Excerpts from an interface dataset:

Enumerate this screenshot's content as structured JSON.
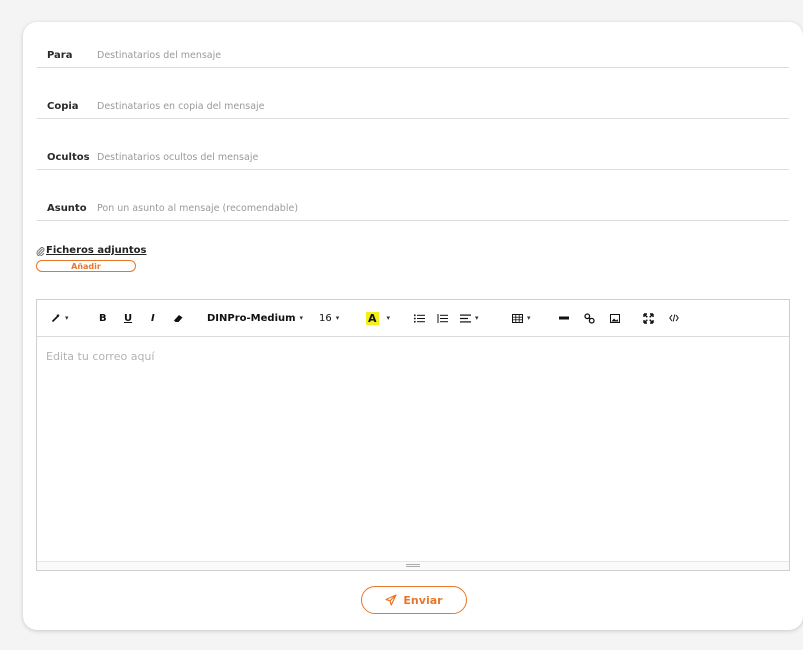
{
  "fields": [
    {
      "label": "Para",
      "placeholder": "Destinatarios del mensaje"
    },
    {
      "label": "Copia",
      "placeholder": "Destinatarios en copia del mensaje"
    },
    {
      "label": "Ocultos",
      "placeholder": "Destinatarios ocultos del mensaje"
    },
    {
      "label": "Asunto",
      "placeholder": "Pon un asunto al mensaje (recomendable)"
    }
  ],
  "attachments": {
    "title": "Ficheros adjuntos",
    "add_label": "Añadir"
  },
  "toolbar": {
    "font_name": "DINPro-Medium",
    "font_size": "16",
    "bold": "B",
    "underline": "U",
    "italic": "I",
    "highlight": "A"
  },
  "editor": {
    "placeholder": "Edita tu correo aquí"
  },
  "send_label": "Enviar",
  "colors": {
    "accent": "#e8762b",
    "highlight": "#f4ef1a"
  }
}
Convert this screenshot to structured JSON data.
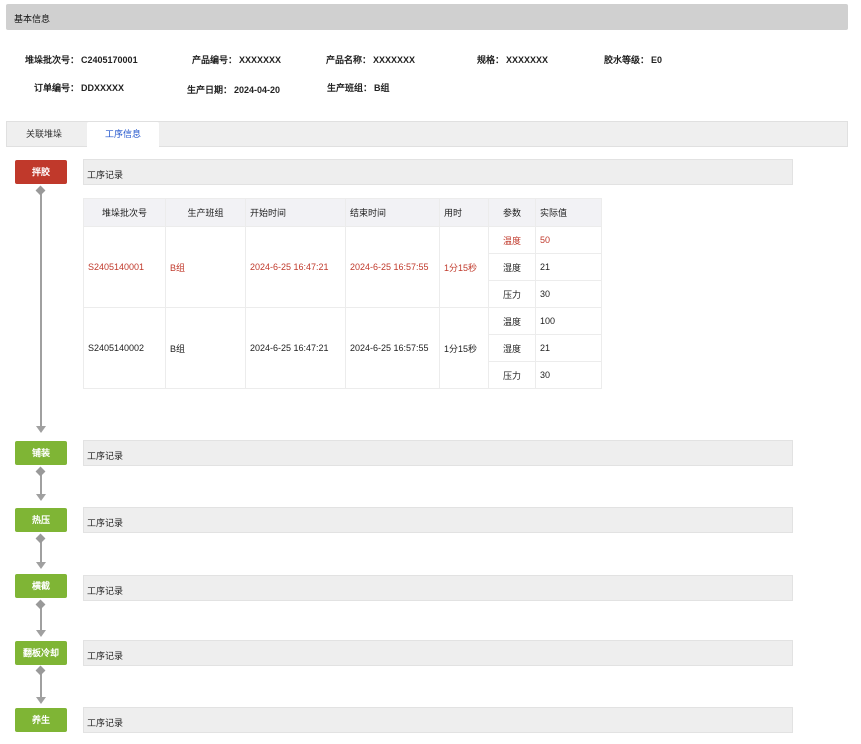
{
  "section": {
    "title": "基本信息"
  },
  "info": {
    "batch_label": "堆垛批次号：",
    "batch_value": "C2405170001",
    "product_code_label": "产品编号：",
    "product_code_value": "XXXXXXX",
    "product_name_label": "产品名称：",
    "product_name_value": "XXXXXXX",
    "spec_label": "规格：",
    "spec_value": "XXXXXXX",
    "glue_grade_label": "胶水等级：",
    "glue_grade_value": "E0",
    "order_label": "订单编号：",
    "order_value": "DDXXXXX",
    "date_label": "生产日期：",
    "date_value": "2024-04-20",
    "team_label": "生产班组：",
    "team_value": "B组"
  },
  "tabs": [
    {
      "label": "关联堆垛",
      "active": false
    },
    {
      "label": "工序信息",
      "active": true
    }
  ],
  "steps": [
    {
      "label": "拌胶",
      "record": "工序记录",
      "color": "#c0392b"
    },
    {
      "label": "铺装",
      "record": "工序记录",
      "color": "#7fb535"
    },
    {
      "label": "热压",
      "record": "工序记录",
      "color": "#7fb535"
    },
    {
      "label": "横截",
      "record": "工序记录",
      "color": "#7fb535"
    },
    {
      "label": "翻板冷却",
      "record": "工序记录",
      "color": "#7fb535"
    },
    {
      "label": "养生",
      "record": "工序记录",
      "color": "#7fb535"
    }
  ],
  "table": {
    "headers": [
      "堆垛批次号",
      "生产班组",
      "开始时间",
      "结束时间",
      "用时",
      "参数",
      "实际值"
    ],
    "rows": [
      {
        "batch": "S2405140001",
        "team": "B组",
        "start": "2024-6-25 16:47:21",
        "end": "2024-6-25 16:57:55",
        "duration": "1分15秒",
        "params": [
          {
            "name": "温度",
            "value": "50"
          },
          {
            "name": "湿度",
            "value": "21"
          },
          {
            "name": "压力",
            "value": "30"
          }
        ]
      },
      {
        "batch": "S2405140002",
        "team": "B组",
        "start": "2024-6-25 16:47:21",
        "end": "2024-6-25 16:57:55",
        "duration": "1分15秒",
        "params": [
          {
            "name": "温度",
            "value": "100"
          },
          {
            "name": "湿度",
            "value": "21"
          },
          {
            "name": "压力",
            "value": "30"
          }
        ]
      }
    ]
  },
  "colors": {
    "accent_red": "#c0392b",
    "accent_green": "#7fb535",
    "tab_active": "#2255cc"
  }
}
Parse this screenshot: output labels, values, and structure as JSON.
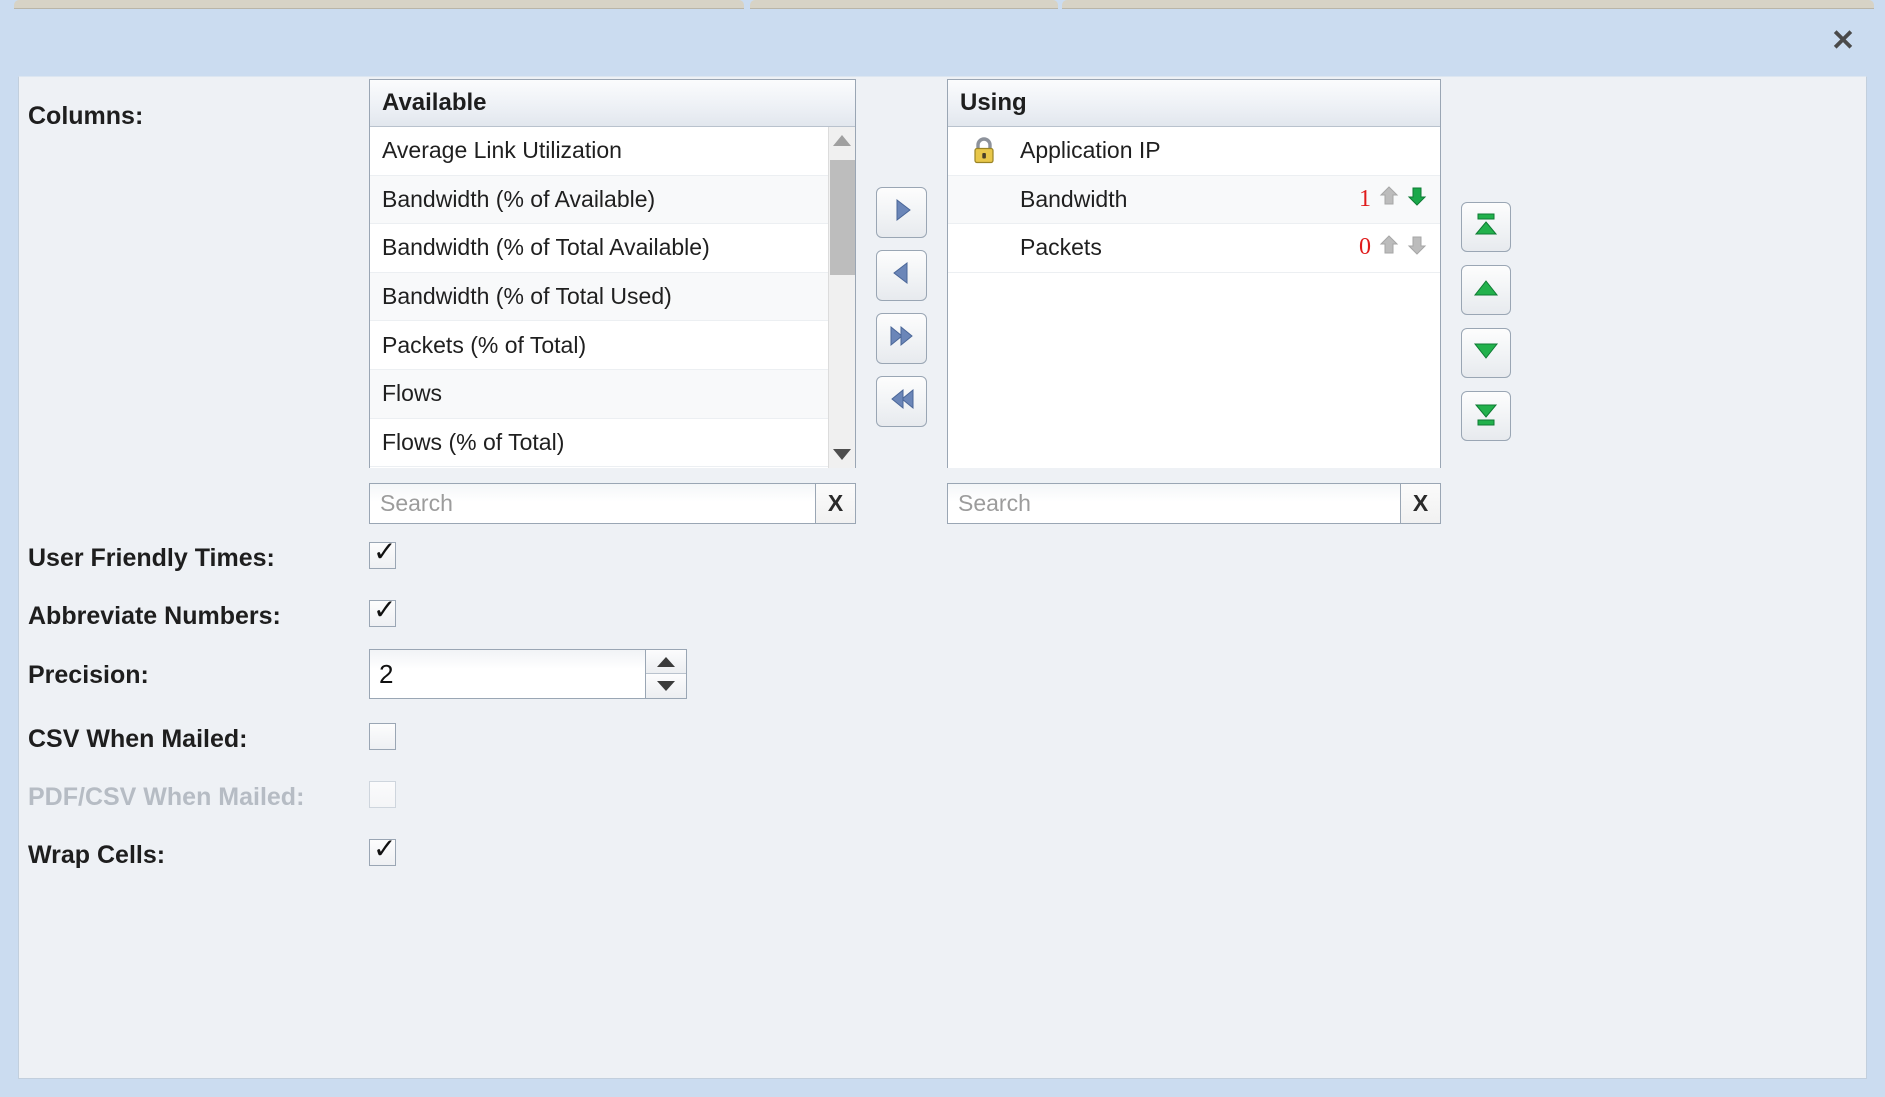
{
  "window": {
    "close_label": "✕"
  },
  "columns_section": {
    "label": "Columns:",
    "available": {
      "header": "Available",
      "items": [
        "Average Link Utilization",
        "Bandwidth (% of Available)",
        "Bandwidth (% of Total Available)",
        "Bandwidth (% of Total Used)",
        "Packets (% of Total)",
        "Flows",
        "Flows (% of Total)"
      ],
      "search": {
        "value": "",
        "placeholder": "Search",
        "clear_label": "X"
      }
    },
    "using": {
      "header": "Using",
      "items": [
        {
          "label": "Application IP",
          "locked": true,
          "sort_index": null,
          "sort_dir": null
        },
        {
          "label": "Bandwidth",
          "locked": false,
          "sort_index": "1",
          "sort_dir": "down"
        },
        {
          "label": "Packets",
          "locked": false,
          "sort_index": "0",
          "sort_dir": "none"
        }
      ],
      "search": {
        "value": "",
        "placeholder": "Search",
        "clear_label": "X"
      }
    },
    "transfer_buttons": [
      {
        "name": "add-selected",
        "icon": "arrow-right-icon"
      },
      {
        "name": "remove-selected",
        "icon": "arrow-left-icon"
      },
      {
        "name": "add-all",
        "icon": "double-arrow-right-icon"
      },
      {
        "name": "remove-all",
        "icon": "double-arrow-left-icon"
      }
    ],
    "reorder_buttons": [
      {
        "name": "move-to-top",
        "icon": "move-to-top-icon"
      },
      {
        "name": "move-up",
        "icon": "move-up-icon"
      },
      {
        "name": "move-down",
        "icon": "move-down-icon"
      },
      {
        "name": "move-to-bottom",
        "icon": "move-to-bottom-icon"
      }
    ]
  },
  "options": {
    "user_friendly_times": {
      "label": "User Friendly Times:",
      "checked": true,
      "disabled": false
    },
    "abbreviate_numbers": {
      "label": "Abbreviate Numbers:",
      "checked": true,
      "disabled": false
    },
    "precision": {
      "label": "Precision:",
      "value": "2"
    },
    "csv_when_mailed": {
      "label": "CSV When Mailed:",
      "checked": false,
      "disabled": false
    },
    "pdf_csv_when_mailed": {
      "label": "PDF/CSV When Mailed:",
      "checked": false,
      "disabled": true
    },
    "wrap_cells": {
      "label": "Wrap Cells:",
      "checked": true,
      "disabled": false
    }
  },
  "colors": {
    "titlebar": "#cbdcf0",
    "panel_bg": "#eef1f5",
    "sort_number": "#e01b1b",
    "sort_active_arrow": "#1aa84a",
    "sort_inactive_arrow": "#b8b8b8",
    "reorder_arrow": "#22b14c",
    "transfer_arrow": "#6b86b8",
    "lock_body": "#e8c74a"
  }
}
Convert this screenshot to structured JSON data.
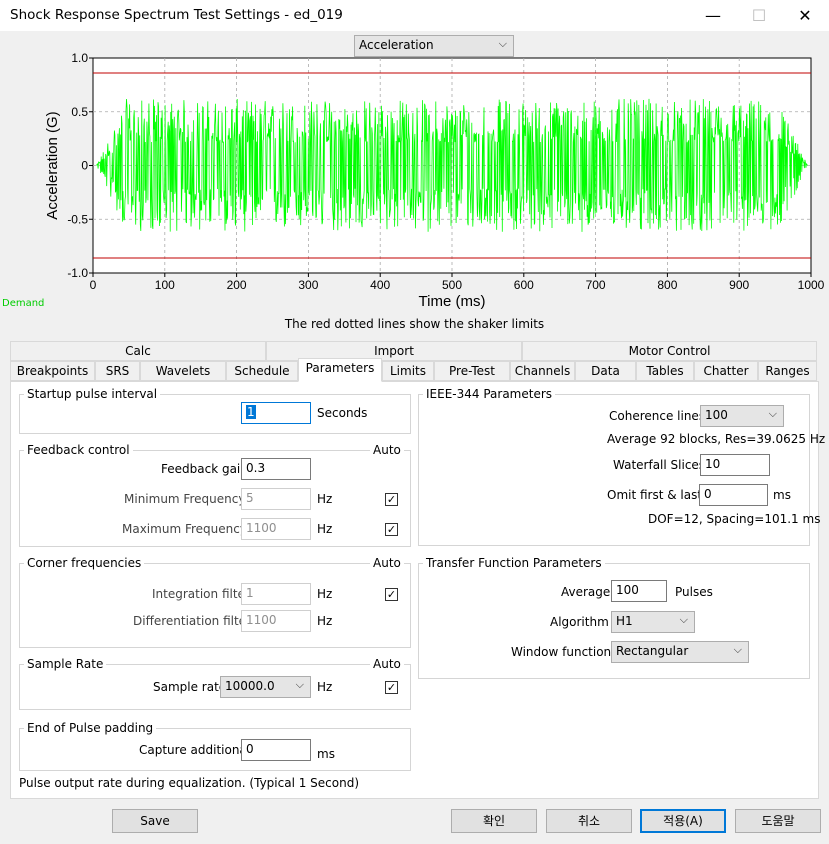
{
  "window": {
    "title": "Shock Response Spectrum Test Settings - ed_019",
    "minimize_icon": "minimize-icon",
    "maximize_icon": "maximize-icon",
    "close_icon": "close-icon",
    "minimize_glyph": "—",
    "maximize_glyph": "☐",
    "close_glyph": "✕"
  },
  "plot_selector": {
    "value": "Acceleration"
  },
  "chart_data": {
    "type": "line",
    "title": "",
    "xlabel": "Time (ms)",
    "ylabel": "Acceleration (G)",
    "xlim": [
      0,
      1000
    ],
    "ylim": [
      -1.0,
      1.0
    ],
    "xticks": [
      "0",
      "100",
      "200",
      "300",
      "400",
      "500",
      "600",
      "700",
      "800",
      "900",
      "1000"
    ],
    "yticks": [
      "1.0",
      "0.5",
      "0",
      "-0.5",
      "-1.0"
    ],
    "grid": true,
    "series": [
      {
        "name": "Demand",
        "color": "#00ff00",
        "description_envelope_peak": 0.62,
        "x_range": [
          5,
          995
        ]
      }
    ],
    "limit_lines": [
      {
        "value": 0.86,
        "color": "#c00000"
      },
      {
        "value": -0.86,
        "color": "#c00000"
      }
    ]
  },
  "chart_legend_label": "Demand",
  "chart_note": "The red dotted lines show the shaker limits",
  "tabs_row1": [
    "Calc",
    "Import",
    "Motor Control"
  ],
  "tabs_row2": [
    "Breakpoints",
    "SRS",
    "Wavelets",
    "Schedule",
    "Parameters",
    "Limits",
    "Pre-Test",
    "Channels",
    "Data",
    "Tables",
    "Chatter",
    "Ranges"
  ],
  "active_tab": "Parameters",
  "startup": {
    "title": "Startup pulse interval",
    "value": "1",
    "unit": "Seconds"
  },
  "feedback": {
    "title": "Feedback control",
    "auto_label": "Auto",
    "gain_label": "Feedback gain",
    "gain_value": "0.3",
    "min_label": "Minimum Frequency",
    "min_value": "5",
    "min_unit": "Hz",
    "max_label": "Maximum Frequency",
    "max_value": "1100",
    "max_unit": "Hz",
    "check_glyph": "✓"
  },
  "corner": {
    "title": "Corner frequencies",
    "auto_label": "Auto",
    "int_label": "Integration filter",
    "int_value": "1",
    "int_unit": "Hz",
    "diff_label": "Differentiation filter",
    "diff_value": "1100",
    "diff_unit": "Hz"
  },
  "sample": {
    "title": "Sample Rate",
    "auto_label": "Auto",
    "rate_label": "Sample rate",
    "rate_value": "10000.0",
    "rate_unit": "Hz"
  },
  "padding": {
    "title": "End of Pulse padding",
    "capture_label": "Capture additional",
    "capture_value": "0",
    "capture_unit": "ms"
  },
  "footer_note": "Pulse output rate during equalization. (Typical 1 Second)",
  "ieee": {
    "title": "IEEE-344 Parameters",
    "coherence_label": "Coherence lines",
    "coherence_value": "100",
    "avg_info": "Average 92 blocks, Res=39.0625 Hz",
    "waterfall_label": "Waterfall Slices",
    "waterfall_value": "10",
    "omit_label": "Omit first & last",
    "omit_value": "0",
    "omit_unit": "ms",
    "dof_info": "DOF=12, Spacing=101.1 ms"
  },
  "transfer": {
    "title": "Transfer Function Parameters",
    "average_label": "Average",
    "average_value": "100",
    "average_unit": "Pulses",
    "algorithm_label": "Algorithm",
    "algorithm_value": "H1",
    "window_label": "Window function",
    "window_value": "Rectangular"
  },
  "buttons": {
    "save": "Save",
    "ok": "확인",
    "cancel": "취소",
    "apply": "적용(A)",
    "help": "도움말"
  },
  "dropdown_glyph": "⌵"
}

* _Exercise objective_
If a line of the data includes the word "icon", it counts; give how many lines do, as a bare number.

* _Answer_
11